- _Stored dataset items_

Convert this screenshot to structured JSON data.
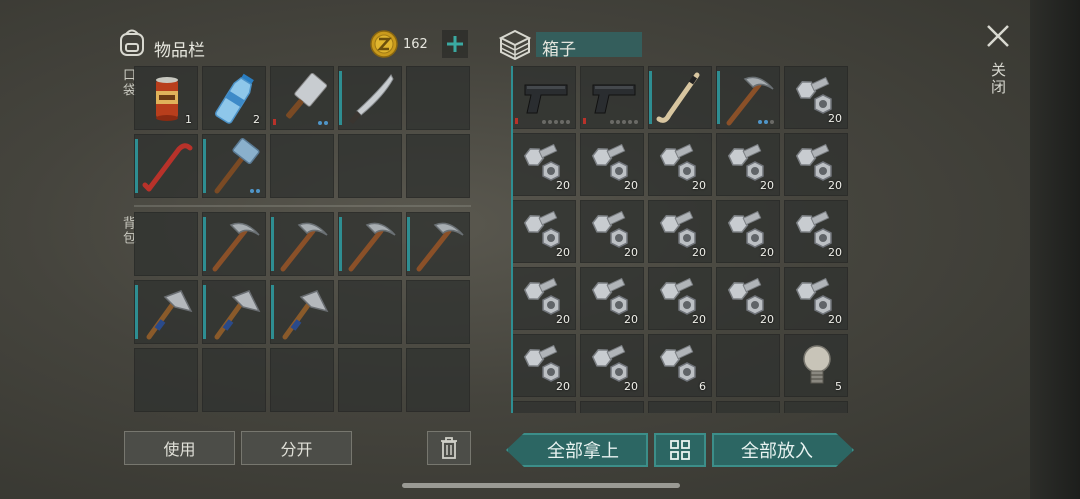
{
  "inventory": {
    "title": "物品栏",
    "coins": "162",
    "pocket_label": "口袋",
    "backpack_label": "背包",
    "pocket_items": [
      {
        "icon": "canned-food-icon",
        "count": "1"
      },
      {
        "icon": "water-bottle-icon",
        "count": "2"
      },
      {
        "icon": "cleaver-icon",
        "count": ""
      },
      {
        "icon": "machete-icon",
        "count": ""
      },
      {
        "icon": "",
        "count": ""
      },
      {
        "icon": "crowbar-icon",
        "count": ""
      },
      {
        "icon": "sledgehammer-icon",
        "count": ""
      },
      {
        "icon": "",
        "count": ""
      },
      {
        "icon": "",
        "count": ""
      },
      {
        "icon": "",
        "count": ""
      }
    ],
    "backpack_items": [
      {
        "icon": "",
        "count": ""
      },
      {
        "icon": "pickaxe-icon",
        "count": ""
      },
      {
        "icon": "pickaxe-icon",
        "count": ""
      },
      {
        "icon": "pickaxe-icon",
        "count": ""
      },
      {
        "icon": "pickaxe-icon",
        "count": ""
      },
      {
        "icon": "hatchet-icon",
        "count": ""
      },
      {
        "icon": "hatchet-icon",
        "count": ""
      },
      {
        "icon": "hatchet-icon",
        "count": ""
      },
      {
        "icon": "",
        "count": ""
      },
      {
        "icon": "",
        "count": ""
      },
      {
        "icon": "",
        "count": ""
      },
      {
        "icon": "",
        "count": ""
      },
      {
        "icon": "",
        "count": ""
      },
      {
        "icon": "",
        "count": ""
      },
      {
        "icon": "",
        "count": ""
      }
    ],
    "use_button": "使用",
    "split_button": "分开"
  },
  "box": {
    "title": "箱子",
    "items": [
      {
        "icon": "pistol-icon",
        "count": ""
      },
      {
        "icon": "pistol-icon",
        "count": ""
      },
      {
        "icon": "hockey-stick-icon",
        "count": ""
      },
      {
        "icon": "pickaxe-icon",
        "count": ""
      },
      {
        "icon": "bolt-nut-icon",
        "count": "20"
      },
      {
        "icon": "bolt-nut-icon",
        "count": "20"
      },
      {
        "icon": "bolt-nut-icon",
        "count": "20"
      },
      {
        "icon": "bolt-nut-icon",
        "count": "20"
      },
      {
        "icon": "bolt-nut-icon",
        "count": "20"
      },
      {
        "icon": "bolt-nut-icon",
        "count": "20"
      },
      {
        "icon": "bolt-nut-icon",
        "count": "20"
      },
      {
        "icon": "bolt-nut-icon",
        "count": "20"
      },
      {
        "icon": "bolt-nut-icon",
        "count": "20"
      },
      {
        "icon": "bolt-nut-icon",
        "count": "20"
      },
      {
        "icon": "bolt-nut-icon",
        "count": "20"
      },
      {
        "icon": "bolt-nut-icon",
        "count": "20"
      },
      {
        "icon": "bolt-nut-icon",
        "count": "20"
      },
      {
        "icon": "bolt-nut-icon",
        "count": "20"
      },
      {
        "icon": "bolt-nut-icon",
        "count": "20"
      },
      {
        "icon": "bolt-nut-icon",
        "count": "20"
      },
      {
        "icon": "bolt-nut-icon",
        "count": "20"
      },
      {
        "icon": "bolt-nut-icon",
        "count": "20"
      },
      {
        "icon": "bolt-nut-icon",
        "count": "6"
      },
      {
        "icon": "",
        "count": ""
      },
      {
        "icon": "light-bulb-icon",
        "count": "5"
      }
    ],
    "take_all_button": "全部拿上",
    "put_all_button": "全部放入"
  },
  "close_label": "关闭",
  "colors": {
    "accent": "#2e8e92",
    "teal_button": "#2c6663"
  }
}
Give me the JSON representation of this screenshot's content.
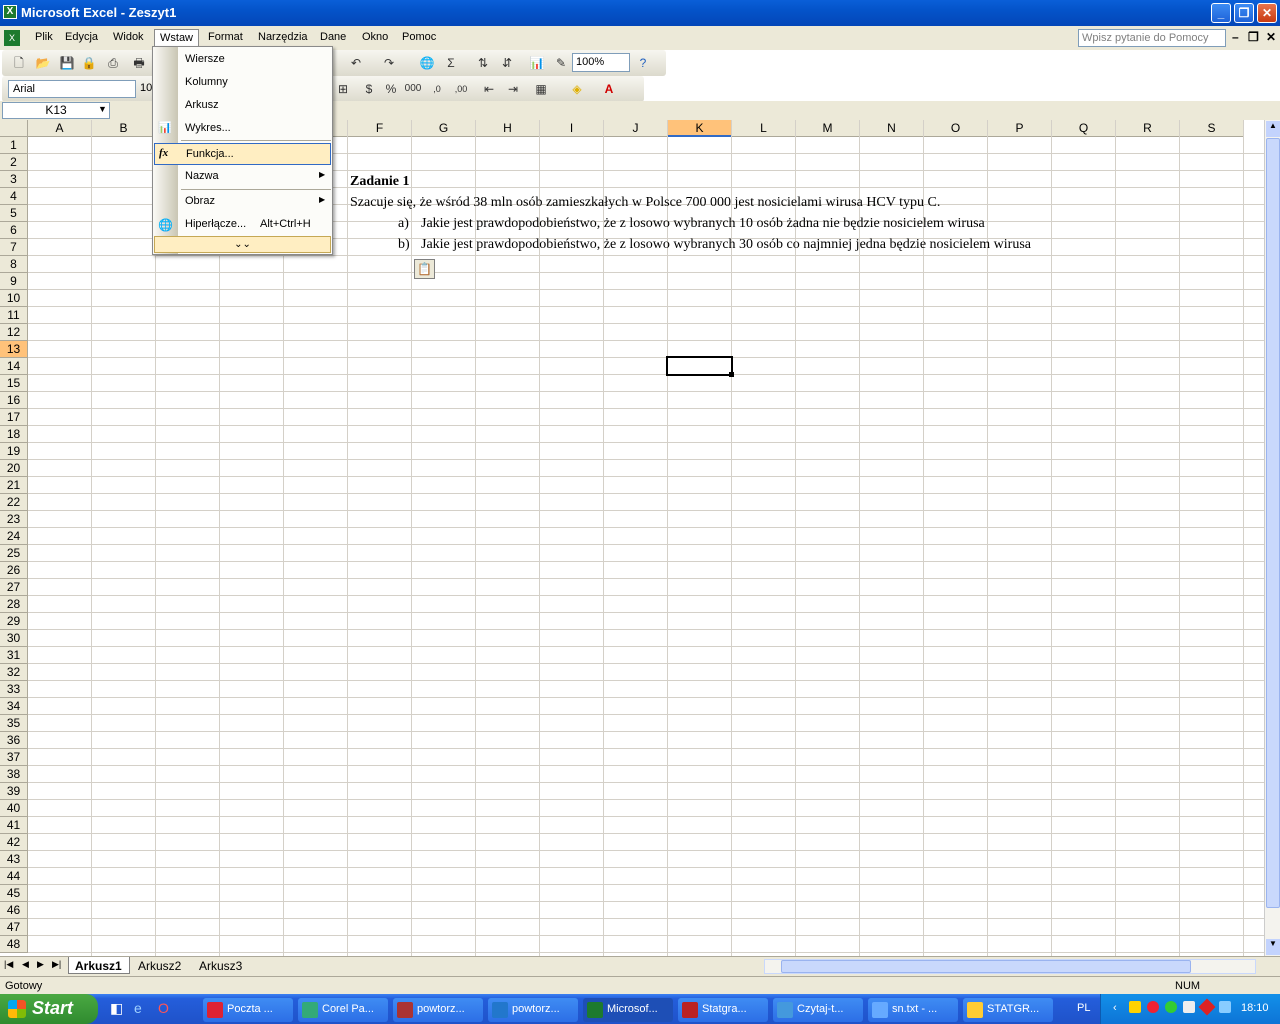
{
  "app": {
    "title": "Microsoft Excel - Zeszyt1"
  },
  "menu": [
    "Plik",
    "Edycja",
    "Widok",
    "Wstaw",
    "Format",
    "Narzędzia",
    "Dane",
    "Okno",
    "Pomoc"
  ],
  "help_placeholder": "Wpisz pytanie do Pomocy",
  "toolbar": {
    "zoom": "100%",
    "font": "Arial",
    "size": "10"
  },
  "namebox": "K13",
  "insert_menu": {
    "items": [
      {
        "label": "Wiersze"
      },
      {
        "label": "Kolumny"
      },
      {
        "label": "Arkusz"
      },
      {
        "label": "Wykres..."
      },
      {
        "label": "Funkcja..."
      },
      {
        "label": "Nazwa"
      },
      {
        "label": "Obraz"
      },
      {
        "label": "Hiperłącze...",
        "shortcut": "Alt+Ctrl+H"
      }
    ]
  },
  "columns": [
    "A",
    "B",
    "C",
    "D",
    "E",
    "F",
    "G",
    "H",
    "I",
    "J",
    "K",
    "L",
    "M",
    "N",
    "O",
    "P",
    "Q",
    "R",
    "S"
  ],
  "selected_column": "K",
  "selected_row": "13",
  "cells": {
    "f3": "Zadanie 1",
    "f4": "Szacuje się, że wśród 38 mln osób zamieszkałych w Polsce 700 000 jest nosicielami wirusa HCV typu C.",
    "g5_marker": "a)",
    "g5": "Jakie jest prawdopodobieństwo, że z losowo wybranych 10 osób żadna nie będzie nosicielem wirusa",
    "g6_marker": "b)",
    "g6": "Jakie jest prawdopodobieństwo, że z losowo wybranych 30 osób co najmniej jedna będzie nosicielem wirusa"
  },
  "sheets": [
    "Arkusz1",
    "Arkusz2",
    "Arkusz3"
  ],
  "status": {
    "left": "Gotowy",
    "num": "NUM"
  },
  "taskbar": {
    "start": "Start",
    "tasks": [
      "Poczta ...",
      "Corel Pa...",
      "powtorz...",
      "powtorz...",
      "Microsof...",
      "Statgra...",
      "Czytaj-t...",
      "sn.txt - ...",
      "STATGR..."
    ],
    "lang": "PL",
    "clock": "18:10"
  }
}
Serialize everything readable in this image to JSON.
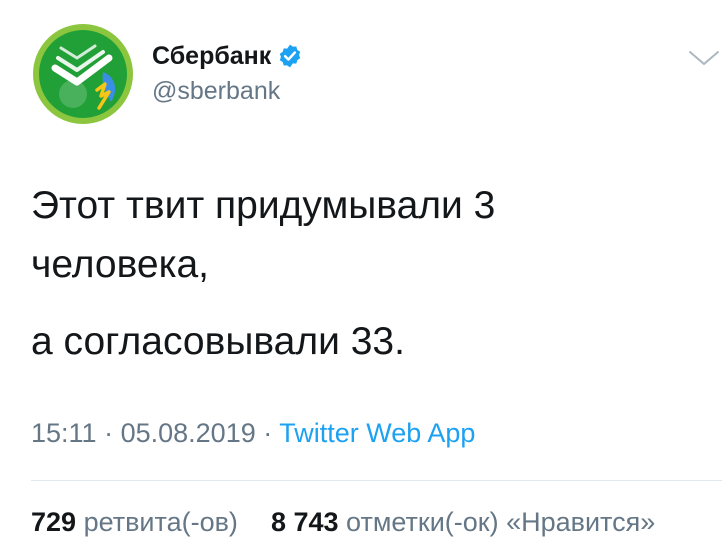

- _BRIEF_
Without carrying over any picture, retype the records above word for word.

- _EXPECTED ANSWER_
Convert this screenshot to structured JSON data.
{
  "inventory": {
    "title": "物品栏",
    "coins": "162",
    "pocket_label": "口袋",
    "backpack_label": "背包",
    "pocket_items": [
      {
        "icon": "canned-food-icon",
        "count": "1"
      },
      {
        "icon": "water-bottle-icon",
        "count": "2"
      },
      {
        "icon": "cleaver-icon",
        "count": ""
      },
      {
        "icon": "machete-icon",
        "count": ""
      },
      {
        "icon": "",
        "count": ""
      },
      {
        "icon": "crowbar-icon",
        "count": ""
      },
      {
        "icon": "sledgehammer-icon",
        "count": ""
      },
      {
        "icon": "",
        "count": ""
      },
      {
        "icon": "",
        "count": ""
      },
      {
        "icon": "",
        "count": ""
      }
    ],
    "backpack_items": [
      {
        "icon": "",
        "count": ""
      },
      {
        "icon": "pickaxe-icon",
        "count": ""
      },
      {
        "icon": "pickaxe-icon",
        "count": ""
      },
      {
        "icon": "pickaxe-icon",
        "count": ""
      },
      {
        "icon": "pickaxe-icon",
        "count": ""
      },
      {
        "icon": "hatchet-icon",
        "count": ""
      },
      {
        "icon": "hatchet-icon",
        "count": ""
      },
      {
        "icon": "hatchet-icon",
        "count": ""
      },
      {
        "icon": "",
        "count": ""
      },
      {
        "icon": "",
        "count": ""
      },
      {
        "icon": "",
        "count": ""
      },
      {
        "icon": "",
        "count": ""
      },
      {
        "icon": "",
        "count": ""
      },
      {
        "icon": "",
        "count": ""
      },
      {
        "icon": "",
        "count": ""
      }
    ],
    "use_button": "使用",
    "split_button": "分开"
  },
  "box": {
    "title": "箱子",
    "items": [
      {
        "icon": "pistol-icon",
        "count": ""
      },
      {
        "icon": "pistol-icon",
        "count": ""
      },
      {
        "icon": "hockey-stick-icon",
        "count": ""
      },
      {
        "icon": "pickaxe-icon",
        "count": ""
      },
      {
        "icon": "bolt-nut-icon",
        "count": "20"
      },
      {
        "icon": "bolt-nut-icon",
        "count": "20"
      },
      {
        "icon": "bolt-nut-icon",
        "count": "20"
      },
      {
        "icon": "bolt-nut-icon",
        "count": "20"
      },
      {
        "icon": "bolt-nut-icon",
        "count": "20"
      },
      {
        "icon": "bolt-nut-icon",
        "count": "20"
      },
      {
        "icon": "bolt-nut-icon",
        "count": "20"
      },
      {
        "icon": "bolt-nut-icon",
        "count": "20"
      },
      {
        "icon": "bolt-nut-icon",
        "count": "20"
      },
      {
        "icon": "bolt-nut-icon",
        "count": "20"
      },
      {
        "icon": "bolt-nut-icon",
        "count": "20"
      },
      {
        "icon": "bolt-nut-icon",
        "count": "20"
      },
      {
        "icon": "bolt-nut-icon",
        "count": "20"
      },
      {
        "icon": "bolt-nut-icon",
        "count": "20"
      },
      {
        "icon": "bolt-nut-icon",
        "count": "20"
      },
      {
        "icon": "bolt-nut-icon",
        "count": "20"
      },
      {
        "icon": "bolt-nut-icon",
        "count": "20"
      },
      {
        "icon": "bolt-nut-icon",
        "count": "20"
      },
      {
        "icon": "bolt-nut-icon",
        "count": "6"
      },
      {
        "icon": "",
        "count": ""
      },
      {
        "icon": "light-bulb-icon",
        "count": "5"
      }
    ],
    "take_all_button": "全部拿上",
    "put_all_button": "全部放入"
  },
  "close_label": "关闭",
  "colors": {
    "accent": "#2e8e92",
    "teal_button": "#2c6663"
  }
}
Give me the JSON representation of this screenshot's content.
{
  "app": {
    "title": "Microsoft Excel - Zeszyt1"
  },
  "menu": [
    "Plik",
    "Edycja",
    "Widok",
    "Wstaw",
    "Format",
    "Narzędzia",
    "Dane",
    "Okno",
    "Pomoc"
  ],
  "help_placeholder": "Wpisz pytanie do Pomocy",
  "toolbar": {
    "zoom": "100%",
    "font": "Arial",
    "size": "10"
  },
  "namebox": "K13",
  "insert_menu": {
    "items": [
      {
        "label": "Wiersze"
      },
      {
        "label": "Kolumny"
      },
      {
        "label": "Arkusz"
      },
      {
        "label": "Wykres..."
      },
      {
        "label": "Funkcja..."
      },
      {
        "label": "Nazwa"
      },
      {
        "label": "Obraz"
      },
      {
        "label": "Hiperłącze...",
        "shortcut": "Alt+Ctrl+H"
      }
    ]
  },
  "columns": [
    "A",
    "B",
    "C",
    "D",
    "E",
    "F",
    "G",
    "H",
    "I",
    "J",
    "K",
    "L",
    "M",
    "N",
    "O",
    "P",
    "Q",
    "R",
    "S"
  ],
  "selected_column": "K",
  "selected_row": "13",
  "cells": {
    "f3": "Zadanie 1",
    "f4": "Szacuje się, że wśród 38 mln osób zamieszkałych w Polsce 700 000 jest nosicielami wirusa HCV typu C.",
    "g5_marker": "a)",
    "g5": "Jakie jest prawdopodobieństwo, że z losowo wybranych 10 osób żadna nie będzie nosicielem wirusa",
    "g6_marker": "b)",
    "g6": "Jakie jest prawdopodobieństwo, że z losowo wybranych 30 osób co najmniej jedna będzie nosicielem wirusa"
  },
  "sheets": [
    "Arkusz1",
    "Arkusz2",
    "Arkusz3"
  ],
  "status": {
    "left": "Gotowy",
    "num": "NUM"
  },
  "taskbar": {
    "start": "Start",
    "tasks": [
      "Poczta ...",
      "Corel Pa...",
      "powtorz...",
      "powtorz...",
      "Microsof...",
      "Statgra...",
      "Czytaj-t...",
      "sn.txt - ...",
      "STATGR..."
    ],
    "lang": "PL",
    "clock": "18:10"
  }
}
Serialize everything readable in this image to JSON.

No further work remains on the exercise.